“I had a farm in Africa…” Karen Blixen
I had a farm. Not in Africa, but in Texas. Sometimes it felt like it was in Africa with the heat of the summer. But unlike Karen Blixen…or in the movie version Meryl Streep…I didn’t have a Denys Finch Hatton. And if you have no idea what I am talking about, then see the movie Out of Africa and you will wish you had a Denys Finch Hatton! lol!
Now where was I…oh, yes…I had a farm in Texas just outside of Austin at the edge of the hill country. I loved that farm as no woman could love a piece of land. I knew every square inch of that 56 acres. I learned so much about the beauty of nature and about myself while working that farm.
In early 2003, the farm was purchased, and I rolled up my sleeves to transform the tired, overgrazed farm. I was homeschooling at the time and thought it would be a wonderful place to teach science through gardening to other homeschooled children.
Two moments stand out in my mind as the point when I decided to make the farm more than just a place to play on the weekends and teach a couple of classes during the week. The first was a trek through the field with a small group of kids. Grasshoppers and other crazy insects were leaping around us and one little boy complained loudly about how horrible and scary these jumping critters were. His whining was contagious and by the time we returned from the adventure, all of the kids were upset about walking through the field! The second moment occurred during a lesson on earth worms. We were making worm boxes and the kids would not touch the worms. I was flabbergasted! The kids were afraid of holding the worms and of getting their hands dirty! What????
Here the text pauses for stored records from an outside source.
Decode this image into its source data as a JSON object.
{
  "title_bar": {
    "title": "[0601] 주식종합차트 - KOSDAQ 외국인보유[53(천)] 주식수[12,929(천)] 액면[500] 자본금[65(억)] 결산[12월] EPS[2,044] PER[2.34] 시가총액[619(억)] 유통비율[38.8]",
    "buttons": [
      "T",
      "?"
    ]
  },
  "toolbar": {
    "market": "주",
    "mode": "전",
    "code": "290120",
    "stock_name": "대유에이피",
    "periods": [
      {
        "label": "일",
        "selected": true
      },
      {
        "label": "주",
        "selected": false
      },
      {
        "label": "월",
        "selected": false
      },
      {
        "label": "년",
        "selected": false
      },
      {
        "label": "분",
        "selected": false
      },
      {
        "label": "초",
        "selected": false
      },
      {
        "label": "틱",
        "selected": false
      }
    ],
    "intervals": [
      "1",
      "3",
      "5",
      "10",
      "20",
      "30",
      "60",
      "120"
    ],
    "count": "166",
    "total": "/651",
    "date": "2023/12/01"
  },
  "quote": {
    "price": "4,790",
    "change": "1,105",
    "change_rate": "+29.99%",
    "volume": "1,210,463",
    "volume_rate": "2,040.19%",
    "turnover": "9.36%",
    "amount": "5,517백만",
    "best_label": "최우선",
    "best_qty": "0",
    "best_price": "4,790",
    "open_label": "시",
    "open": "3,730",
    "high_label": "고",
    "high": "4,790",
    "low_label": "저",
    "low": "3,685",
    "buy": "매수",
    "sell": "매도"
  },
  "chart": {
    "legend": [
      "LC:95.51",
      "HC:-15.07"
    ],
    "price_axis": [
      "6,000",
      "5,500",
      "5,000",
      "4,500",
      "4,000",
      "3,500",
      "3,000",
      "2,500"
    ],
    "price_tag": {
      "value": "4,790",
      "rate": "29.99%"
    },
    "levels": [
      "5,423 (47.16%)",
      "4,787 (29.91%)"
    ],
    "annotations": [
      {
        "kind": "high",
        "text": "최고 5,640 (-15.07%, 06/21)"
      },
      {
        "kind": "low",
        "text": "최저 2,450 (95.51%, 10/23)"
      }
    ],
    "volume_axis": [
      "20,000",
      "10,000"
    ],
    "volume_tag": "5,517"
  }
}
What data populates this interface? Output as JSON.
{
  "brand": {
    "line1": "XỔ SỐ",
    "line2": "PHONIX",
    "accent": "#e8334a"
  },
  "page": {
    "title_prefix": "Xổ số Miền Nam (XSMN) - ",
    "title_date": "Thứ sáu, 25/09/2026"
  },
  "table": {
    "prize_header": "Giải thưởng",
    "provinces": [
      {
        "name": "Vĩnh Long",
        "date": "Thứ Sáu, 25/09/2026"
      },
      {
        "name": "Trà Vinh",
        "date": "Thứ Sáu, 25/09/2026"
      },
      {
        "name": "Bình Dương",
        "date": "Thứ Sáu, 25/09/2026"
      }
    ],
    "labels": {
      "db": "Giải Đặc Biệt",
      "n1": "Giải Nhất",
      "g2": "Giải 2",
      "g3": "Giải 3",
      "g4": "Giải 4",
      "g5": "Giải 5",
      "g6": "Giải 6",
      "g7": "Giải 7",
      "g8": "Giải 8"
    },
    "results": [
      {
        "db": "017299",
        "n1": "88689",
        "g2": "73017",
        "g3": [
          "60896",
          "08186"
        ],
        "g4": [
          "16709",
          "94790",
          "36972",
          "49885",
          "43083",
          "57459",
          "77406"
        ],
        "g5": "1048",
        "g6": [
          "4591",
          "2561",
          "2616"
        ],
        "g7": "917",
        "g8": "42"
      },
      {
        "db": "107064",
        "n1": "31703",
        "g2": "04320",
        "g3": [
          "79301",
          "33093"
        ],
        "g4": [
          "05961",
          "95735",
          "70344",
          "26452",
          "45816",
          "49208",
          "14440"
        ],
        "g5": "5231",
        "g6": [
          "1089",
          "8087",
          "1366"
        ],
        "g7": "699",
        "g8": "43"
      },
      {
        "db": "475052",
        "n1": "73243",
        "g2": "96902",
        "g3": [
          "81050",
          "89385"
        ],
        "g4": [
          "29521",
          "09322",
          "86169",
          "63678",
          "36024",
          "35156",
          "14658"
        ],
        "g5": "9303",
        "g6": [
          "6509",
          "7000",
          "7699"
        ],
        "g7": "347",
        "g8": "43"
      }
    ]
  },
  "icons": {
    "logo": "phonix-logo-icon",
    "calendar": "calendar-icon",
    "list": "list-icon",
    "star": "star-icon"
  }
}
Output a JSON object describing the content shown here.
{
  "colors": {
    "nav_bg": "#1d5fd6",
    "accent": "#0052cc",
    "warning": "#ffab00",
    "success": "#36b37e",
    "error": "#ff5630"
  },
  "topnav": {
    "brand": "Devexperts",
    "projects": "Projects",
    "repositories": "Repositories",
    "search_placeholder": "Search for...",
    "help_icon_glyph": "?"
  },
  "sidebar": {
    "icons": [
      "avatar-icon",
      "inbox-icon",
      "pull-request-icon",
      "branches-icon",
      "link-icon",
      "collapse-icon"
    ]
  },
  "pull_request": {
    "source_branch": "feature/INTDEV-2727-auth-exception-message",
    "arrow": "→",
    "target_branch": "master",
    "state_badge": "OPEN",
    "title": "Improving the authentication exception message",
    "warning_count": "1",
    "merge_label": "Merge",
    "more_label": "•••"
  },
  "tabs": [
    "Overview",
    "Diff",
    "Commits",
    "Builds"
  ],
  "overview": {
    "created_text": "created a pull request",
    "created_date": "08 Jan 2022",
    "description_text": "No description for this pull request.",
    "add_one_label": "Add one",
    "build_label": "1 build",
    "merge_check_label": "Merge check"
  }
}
I knew then that I had my work cut out for me. Kids just didn’t know how to be outside…much less play outside. They were (and still are) afraid, and getting dirty seems to be out of the question. This lesson played out many times in the following years as I watched many of my daughter’s friends come out to play and explore with her. I heard whines and pouts about “there’s nothing to do out here” and “where is your trampoline?” Never mind that there were 56 acres, trees, and a creek at their disposal. In my formative years, that was pure heaven! It seems that these kids had no clue as to what magic a creek and the woods held!
I wanted to get kids outdoors. I wanted kids to fall in love with the outdoors. I wanted kids to reconnect with their natural world…the world they are intimately connected to. After all, how or why would you protect something if you have no appreciation for its beauty and value? But how do you compete with computers, television, and trampolines? In my case, my mom simply shooed us out the door and locked it behind us! But I knew that probably wasn’t going to work in our world today. I’m pretty sure child protective services would get really busy then!
So, I decided that butterflies were the solution. If kids (of all ages) needed something to lure them outside, butterflies enmasse would probably do the trick. Within a year, Wild-Connections Butterfly Farm and Nature Center was created.
From the website:
“Wild-Connections is a working butterfly farm dedicated to educating our youth about our native plants and animals. It is our hope that children become so intrigued with their experiences at Wild-Connections that they choose to explore the world around them and, in time, develop a sense of awe and empathy toward all life. We invite you and your family to come explore the great outdoors!”
Over the next several months with the help of many good people, gardens were installed, greenhouses were built, the old farmhouse was converted to a learning center and small gift shop, and the butterfly house was built and planted.
Wild-Connections began hosting field trips for school children and their families. During the course of the next six years, thousands of kids and their families visited the farm for butterfly programs, hiking, picnicking, and strolling through the enclosed butterfly house. In addition, we raised butterflies commercially, supplying several larger centers with caterpillars and chrysalis.
I became known as the Butterfly Lady or Farmer Julie. What a hoot! If someone had told me that I would be operating a butterfly farm and nature center one day, I would have told them to go jump in a lake! Who knew?
Life does that…just one of many lessons I learned from that farm.
Although the farm has since closed and I have moved on, I thought it might be fun to share a link or two from some blog posts about Wild-Connections: